Jan Lotz asked a retired professor of physics, Kobus Visser, to re-examine the controversial fingerprint in July of 2013. He used conic section, a mathematical calculation, to determine whether the fingerprint was lifted off a flat or a curved surface. The conclusion was that it was lifted from a flat surface and not a curved one as experts testified. That would mean that Fred had touched the DVD cover after Inge had rented it, placing him at the scene of the crime. Now Jan Lotz wants answers.

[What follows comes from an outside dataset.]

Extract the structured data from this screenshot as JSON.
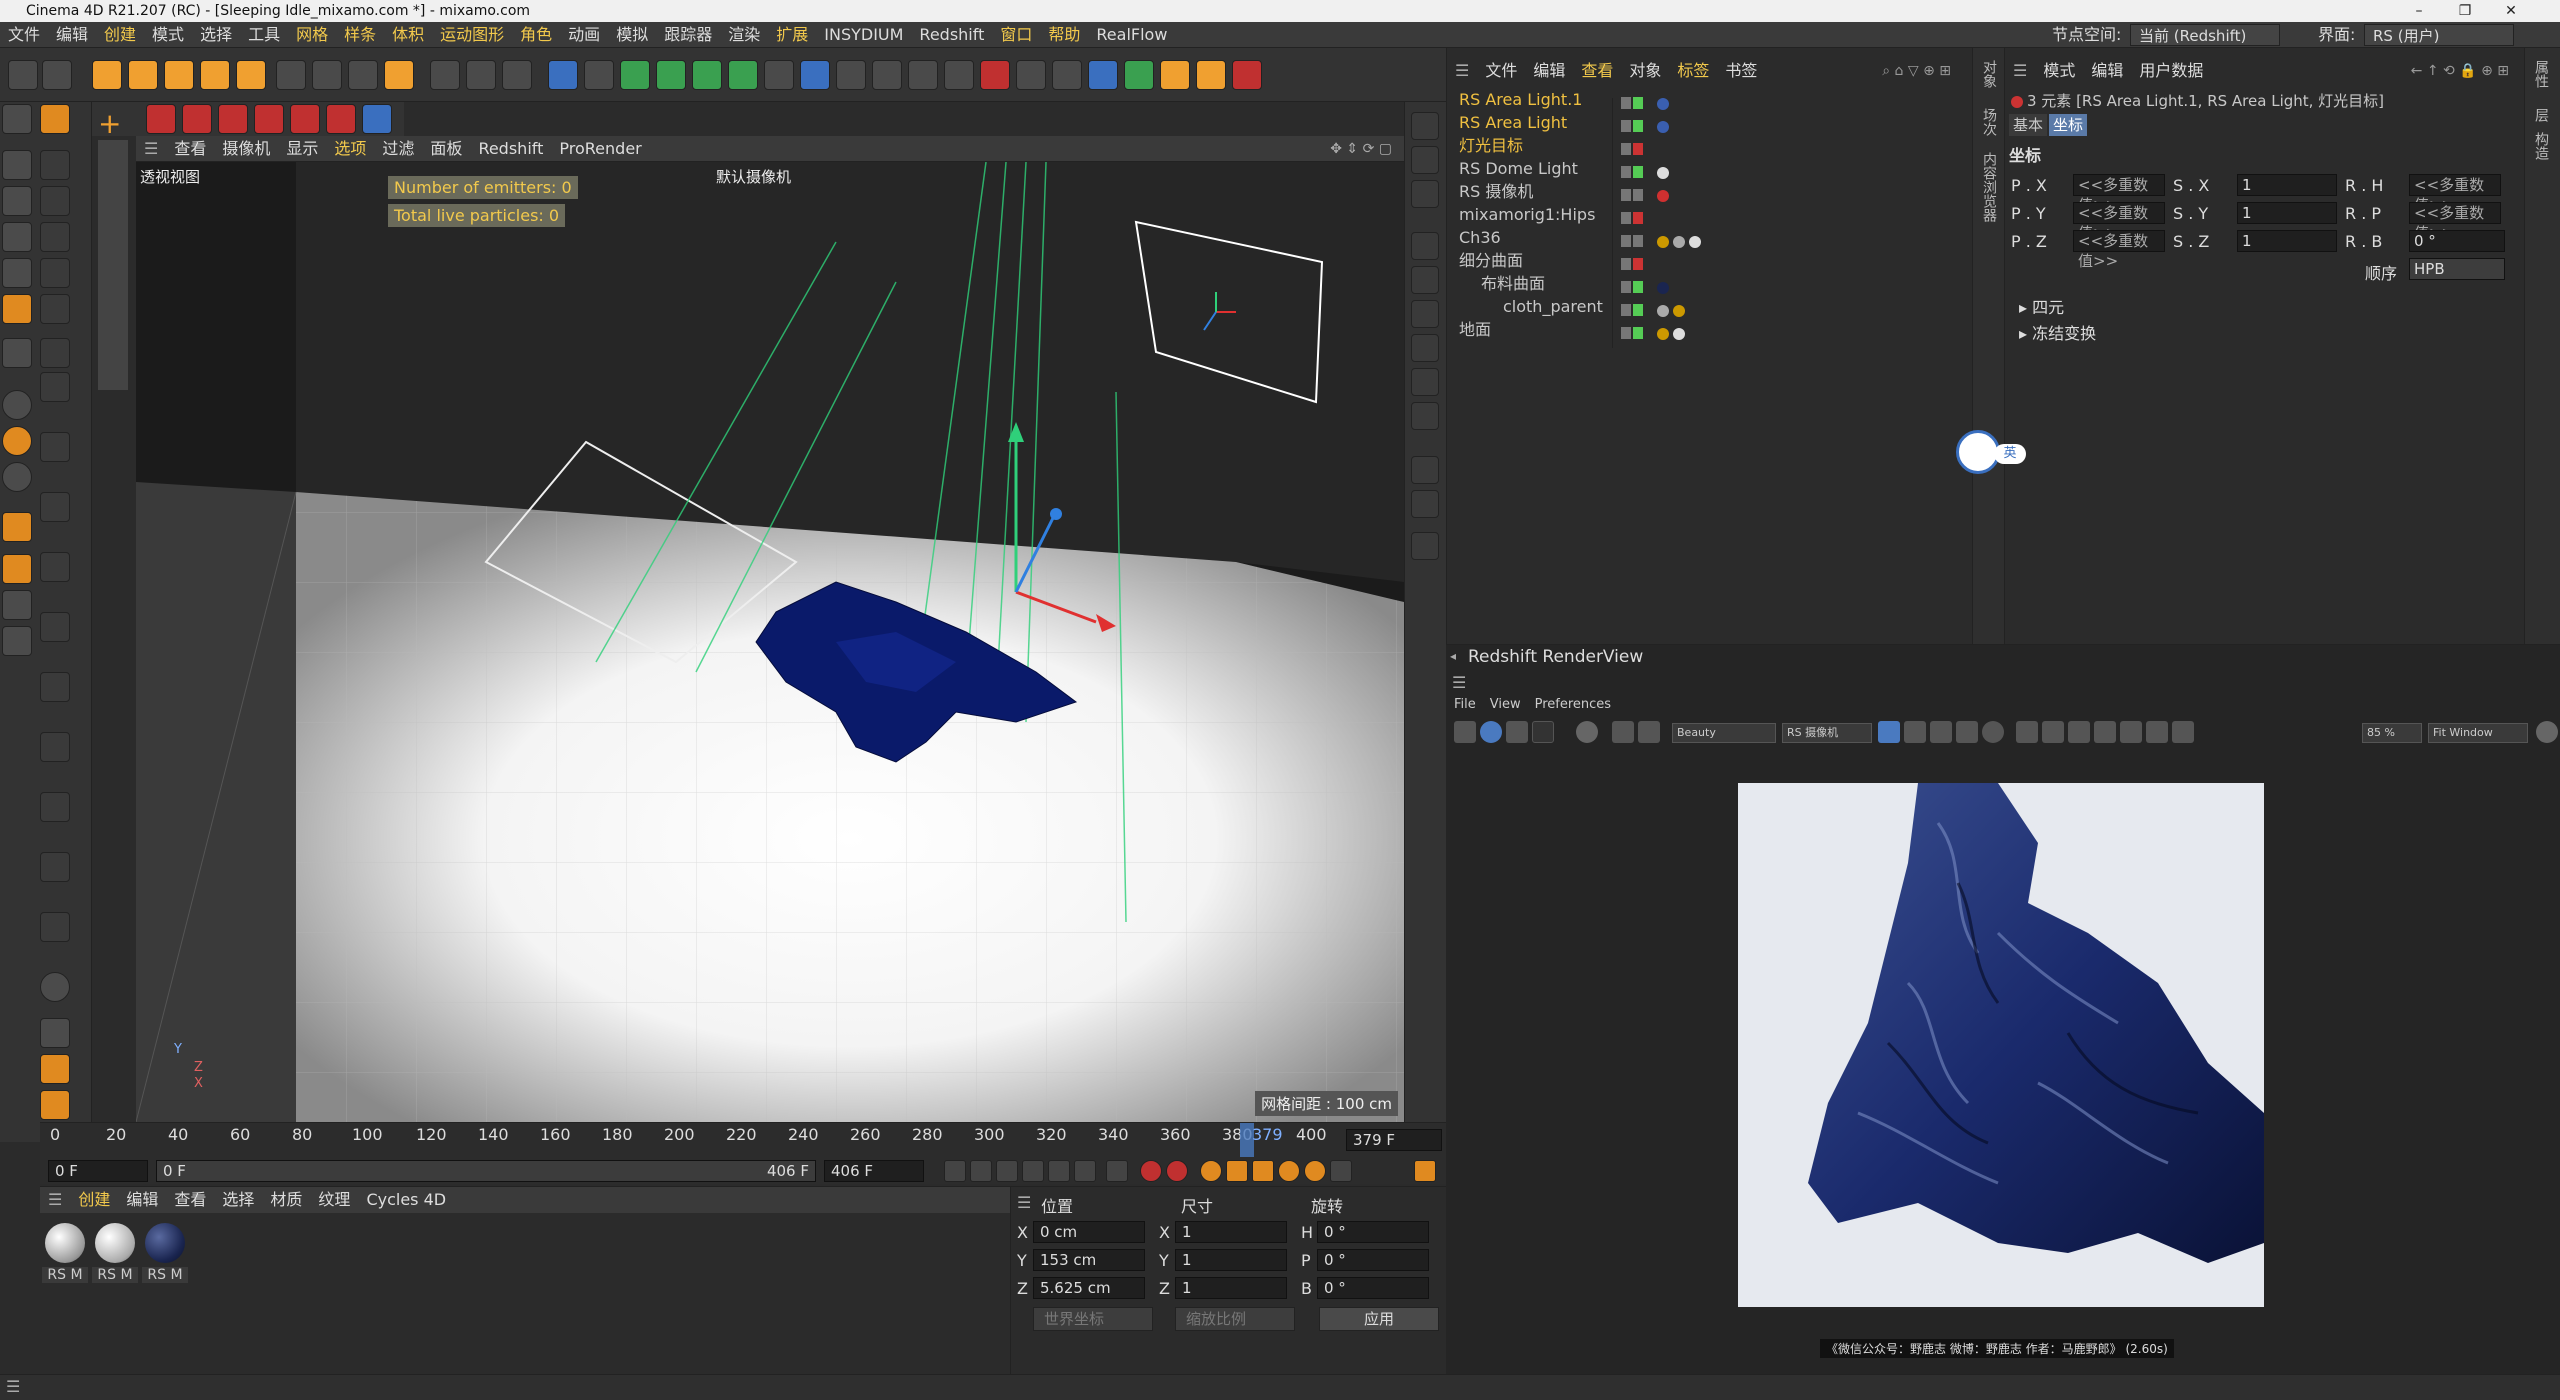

Various books have been written about Inge’s murder: Fruit of a Poisoned Tree by Anthony Altbekker, explores the fact that police honed in on Fred too early in the investigation and compromised evidence to suit their theory. Bloody Lies and Bloody Lies 2 were written by the Mollet brothers, Calvin and Thomas, who took a personal interest in the case and re-evaluated all forensic evidence, concludes that there could only have been one perpetrator and that is Fred van der Vyver. Senior Advocate Barry Pienaar, who was on Fred van der Vyver’s defence team also wrote a book called Freddie Boy – The Untold Story, a biography of the accused, centred around the trial.
The views of these four books are as diverse as the public opinion on the case. The million Dollar question is: if Fred didn’t kill Inge, then who did? The investigation is officially closed, but private investigators and forensic experts who were involved in the case have not closed the book yet. Hopefully one day, Jan and Juanita Lotz will know the truth about what happened to their beautiful daughter, Inge on that fateful autumn day.
Fred van der Vyver completed his studies and works as an actuarial manager, still at Old Mutual. He has married and is an active member of his church. He is no longer in the media spotlight.
Inge’s dad, professor Jan Lotz said in a recent interview:
“People tell me I should close the book and get on with my life, but how can I close a book I don’t understand?”
For so many people, the killing of Inge Lotz will remain an open wound until someone is brought to justice.
This was The Evidence Locker. Thanks for listening!
If you’d like to read up more about this case, have a look at the resources used for this episode in the show notes.
©2018 Evidence Locker Podcast
All rights reserved. This podcast or any portion thereof may not be reproduced or used in any manner whatsoever without the express written permission of the publisher except for the use of brief quotations in a podcast review.